Content starts

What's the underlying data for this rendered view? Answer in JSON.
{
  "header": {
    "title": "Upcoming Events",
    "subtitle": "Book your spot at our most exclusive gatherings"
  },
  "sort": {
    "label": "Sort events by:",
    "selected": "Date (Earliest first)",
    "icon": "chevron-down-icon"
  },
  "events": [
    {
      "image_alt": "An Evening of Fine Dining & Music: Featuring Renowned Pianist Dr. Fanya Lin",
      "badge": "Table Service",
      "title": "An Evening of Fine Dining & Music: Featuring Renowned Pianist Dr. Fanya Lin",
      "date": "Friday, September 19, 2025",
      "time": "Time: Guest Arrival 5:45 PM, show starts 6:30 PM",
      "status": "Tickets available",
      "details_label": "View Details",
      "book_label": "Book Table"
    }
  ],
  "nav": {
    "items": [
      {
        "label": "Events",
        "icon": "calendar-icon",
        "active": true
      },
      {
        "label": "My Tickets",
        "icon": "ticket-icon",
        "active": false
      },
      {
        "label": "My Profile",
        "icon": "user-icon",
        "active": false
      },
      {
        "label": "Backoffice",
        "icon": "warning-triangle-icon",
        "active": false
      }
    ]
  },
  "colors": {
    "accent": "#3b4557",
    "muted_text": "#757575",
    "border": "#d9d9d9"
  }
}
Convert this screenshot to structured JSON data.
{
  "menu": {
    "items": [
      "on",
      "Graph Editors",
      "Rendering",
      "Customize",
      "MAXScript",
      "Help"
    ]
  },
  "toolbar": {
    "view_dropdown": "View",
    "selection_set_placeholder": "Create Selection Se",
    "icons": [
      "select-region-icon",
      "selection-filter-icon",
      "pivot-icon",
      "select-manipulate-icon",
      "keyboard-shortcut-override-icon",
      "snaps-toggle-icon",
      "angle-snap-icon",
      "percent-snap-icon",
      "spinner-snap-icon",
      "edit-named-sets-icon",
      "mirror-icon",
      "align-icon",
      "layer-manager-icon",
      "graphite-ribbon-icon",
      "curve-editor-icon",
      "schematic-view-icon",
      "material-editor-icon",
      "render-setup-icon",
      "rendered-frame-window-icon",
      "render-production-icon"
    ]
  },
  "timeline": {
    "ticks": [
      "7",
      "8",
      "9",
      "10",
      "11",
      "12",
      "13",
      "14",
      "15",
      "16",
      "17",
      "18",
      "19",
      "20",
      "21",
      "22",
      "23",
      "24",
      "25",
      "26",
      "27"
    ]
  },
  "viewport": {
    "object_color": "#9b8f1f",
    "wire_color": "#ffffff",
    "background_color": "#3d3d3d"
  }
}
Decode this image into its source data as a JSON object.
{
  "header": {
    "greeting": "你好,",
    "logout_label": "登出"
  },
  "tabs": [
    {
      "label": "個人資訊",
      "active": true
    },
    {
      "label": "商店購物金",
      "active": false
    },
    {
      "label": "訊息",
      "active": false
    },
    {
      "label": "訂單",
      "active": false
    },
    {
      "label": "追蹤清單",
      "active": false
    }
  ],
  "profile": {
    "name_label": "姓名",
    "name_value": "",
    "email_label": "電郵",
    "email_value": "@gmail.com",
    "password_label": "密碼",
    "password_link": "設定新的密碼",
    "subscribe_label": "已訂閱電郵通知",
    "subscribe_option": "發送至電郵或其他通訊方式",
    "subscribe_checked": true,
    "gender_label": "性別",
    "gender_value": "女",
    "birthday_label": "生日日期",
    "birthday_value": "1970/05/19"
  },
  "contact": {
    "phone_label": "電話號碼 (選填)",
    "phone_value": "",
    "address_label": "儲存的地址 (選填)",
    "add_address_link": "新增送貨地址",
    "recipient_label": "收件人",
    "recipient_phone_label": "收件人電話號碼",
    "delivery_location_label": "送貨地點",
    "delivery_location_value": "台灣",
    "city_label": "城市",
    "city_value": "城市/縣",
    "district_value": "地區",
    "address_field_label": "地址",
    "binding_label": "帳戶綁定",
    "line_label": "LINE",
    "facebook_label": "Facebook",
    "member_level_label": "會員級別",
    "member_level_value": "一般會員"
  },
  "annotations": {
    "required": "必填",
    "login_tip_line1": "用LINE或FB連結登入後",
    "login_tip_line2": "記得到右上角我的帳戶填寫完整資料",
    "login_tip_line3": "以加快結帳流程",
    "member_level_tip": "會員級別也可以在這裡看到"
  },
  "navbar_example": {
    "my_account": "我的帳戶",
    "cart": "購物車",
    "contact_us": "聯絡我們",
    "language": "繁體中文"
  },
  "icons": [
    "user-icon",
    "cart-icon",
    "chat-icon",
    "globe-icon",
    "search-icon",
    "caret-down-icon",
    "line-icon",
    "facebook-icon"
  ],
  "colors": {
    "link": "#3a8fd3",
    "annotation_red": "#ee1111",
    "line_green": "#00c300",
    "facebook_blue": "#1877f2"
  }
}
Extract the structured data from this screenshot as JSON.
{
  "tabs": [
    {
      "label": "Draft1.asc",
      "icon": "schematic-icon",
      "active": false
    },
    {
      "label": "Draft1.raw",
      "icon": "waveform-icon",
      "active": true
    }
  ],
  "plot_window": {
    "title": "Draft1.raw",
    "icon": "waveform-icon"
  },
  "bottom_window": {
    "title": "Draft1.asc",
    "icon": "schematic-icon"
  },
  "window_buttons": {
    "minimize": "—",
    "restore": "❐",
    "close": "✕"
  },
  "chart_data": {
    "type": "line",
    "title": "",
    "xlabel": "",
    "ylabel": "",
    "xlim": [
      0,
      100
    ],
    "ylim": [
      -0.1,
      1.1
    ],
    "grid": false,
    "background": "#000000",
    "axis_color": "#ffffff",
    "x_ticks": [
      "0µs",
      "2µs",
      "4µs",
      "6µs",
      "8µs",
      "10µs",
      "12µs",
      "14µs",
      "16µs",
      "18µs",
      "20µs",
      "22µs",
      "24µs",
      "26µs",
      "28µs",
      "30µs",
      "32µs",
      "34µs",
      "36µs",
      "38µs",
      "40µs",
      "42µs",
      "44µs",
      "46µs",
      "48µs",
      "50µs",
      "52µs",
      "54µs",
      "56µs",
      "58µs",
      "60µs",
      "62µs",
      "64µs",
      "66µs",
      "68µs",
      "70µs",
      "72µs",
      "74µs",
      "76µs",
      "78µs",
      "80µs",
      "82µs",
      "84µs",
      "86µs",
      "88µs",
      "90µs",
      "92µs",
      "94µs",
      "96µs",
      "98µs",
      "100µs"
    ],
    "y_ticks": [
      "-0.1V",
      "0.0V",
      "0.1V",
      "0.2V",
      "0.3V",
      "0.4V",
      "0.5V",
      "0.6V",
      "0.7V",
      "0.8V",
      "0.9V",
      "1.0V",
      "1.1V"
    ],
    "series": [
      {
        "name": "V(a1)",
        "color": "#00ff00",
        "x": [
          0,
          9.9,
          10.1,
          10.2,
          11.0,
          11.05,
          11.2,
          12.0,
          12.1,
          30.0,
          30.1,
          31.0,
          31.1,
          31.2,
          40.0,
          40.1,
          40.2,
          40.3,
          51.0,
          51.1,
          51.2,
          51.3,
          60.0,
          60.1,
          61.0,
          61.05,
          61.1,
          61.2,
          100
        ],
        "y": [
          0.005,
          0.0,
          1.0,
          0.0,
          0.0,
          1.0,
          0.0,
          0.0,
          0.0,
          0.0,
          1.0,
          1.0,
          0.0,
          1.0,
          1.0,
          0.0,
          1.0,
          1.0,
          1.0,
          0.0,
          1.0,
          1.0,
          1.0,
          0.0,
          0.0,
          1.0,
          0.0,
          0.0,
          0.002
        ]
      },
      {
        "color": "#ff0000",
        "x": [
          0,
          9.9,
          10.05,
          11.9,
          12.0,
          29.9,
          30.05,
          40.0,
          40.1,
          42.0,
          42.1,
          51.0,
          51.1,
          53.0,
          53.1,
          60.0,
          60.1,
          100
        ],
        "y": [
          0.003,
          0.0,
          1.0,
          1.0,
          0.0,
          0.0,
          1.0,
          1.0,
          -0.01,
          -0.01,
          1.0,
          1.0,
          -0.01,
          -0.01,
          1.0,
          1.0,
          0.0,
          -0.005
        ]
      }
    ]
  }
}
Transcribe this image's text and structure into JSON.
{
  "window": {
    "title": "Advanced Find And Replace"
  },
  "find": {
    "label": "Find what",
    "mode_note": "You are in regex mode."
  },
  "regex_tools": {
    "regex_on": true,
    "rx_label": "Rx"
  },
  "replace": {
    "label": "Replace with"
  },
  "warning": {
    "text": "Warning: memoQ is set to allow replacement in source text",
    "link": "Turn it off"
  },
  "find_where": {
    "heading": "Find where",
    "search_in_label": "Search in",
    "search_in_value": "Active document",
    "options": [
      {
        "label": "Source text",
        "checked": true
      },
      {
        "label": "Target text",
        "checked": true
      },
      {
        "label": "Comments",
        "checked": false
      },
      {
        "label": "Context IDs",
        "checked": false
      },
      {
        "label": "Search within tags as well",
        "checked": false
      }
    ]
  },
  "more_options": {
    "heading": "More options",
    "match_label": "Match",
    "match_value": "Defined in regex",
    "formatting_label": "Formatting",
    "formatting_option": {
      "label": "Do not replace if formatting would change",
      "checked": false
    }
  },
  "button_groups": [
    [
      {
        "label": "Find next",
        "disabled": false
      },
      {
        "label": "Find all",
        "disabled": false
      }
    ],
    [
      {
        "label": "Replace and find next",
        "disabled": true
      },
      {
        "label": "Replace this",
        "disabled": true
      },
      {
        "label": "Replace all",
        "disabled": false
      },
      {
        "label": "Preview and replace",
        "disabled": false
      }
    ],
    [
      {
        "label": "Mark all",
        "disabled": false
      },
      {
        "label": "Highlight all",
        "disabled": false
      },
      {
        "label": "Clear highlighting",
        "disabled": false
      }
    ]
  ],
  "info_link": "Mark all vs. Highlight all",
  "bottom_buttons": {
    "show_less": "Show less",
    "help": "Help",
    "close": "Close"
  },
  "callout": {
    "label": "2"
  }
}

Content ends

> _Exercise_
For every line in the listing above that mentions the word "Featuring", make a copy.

> _Reply to the exercise_
      "image_alt": "An Evening of Fine Dining & Music: Featuring Renowned Pianist Dr. Fanya Lin",
      "title": "An Evening of Fine Dining & Music: Featuring Renowned Pianist Dr. Fanya Lin",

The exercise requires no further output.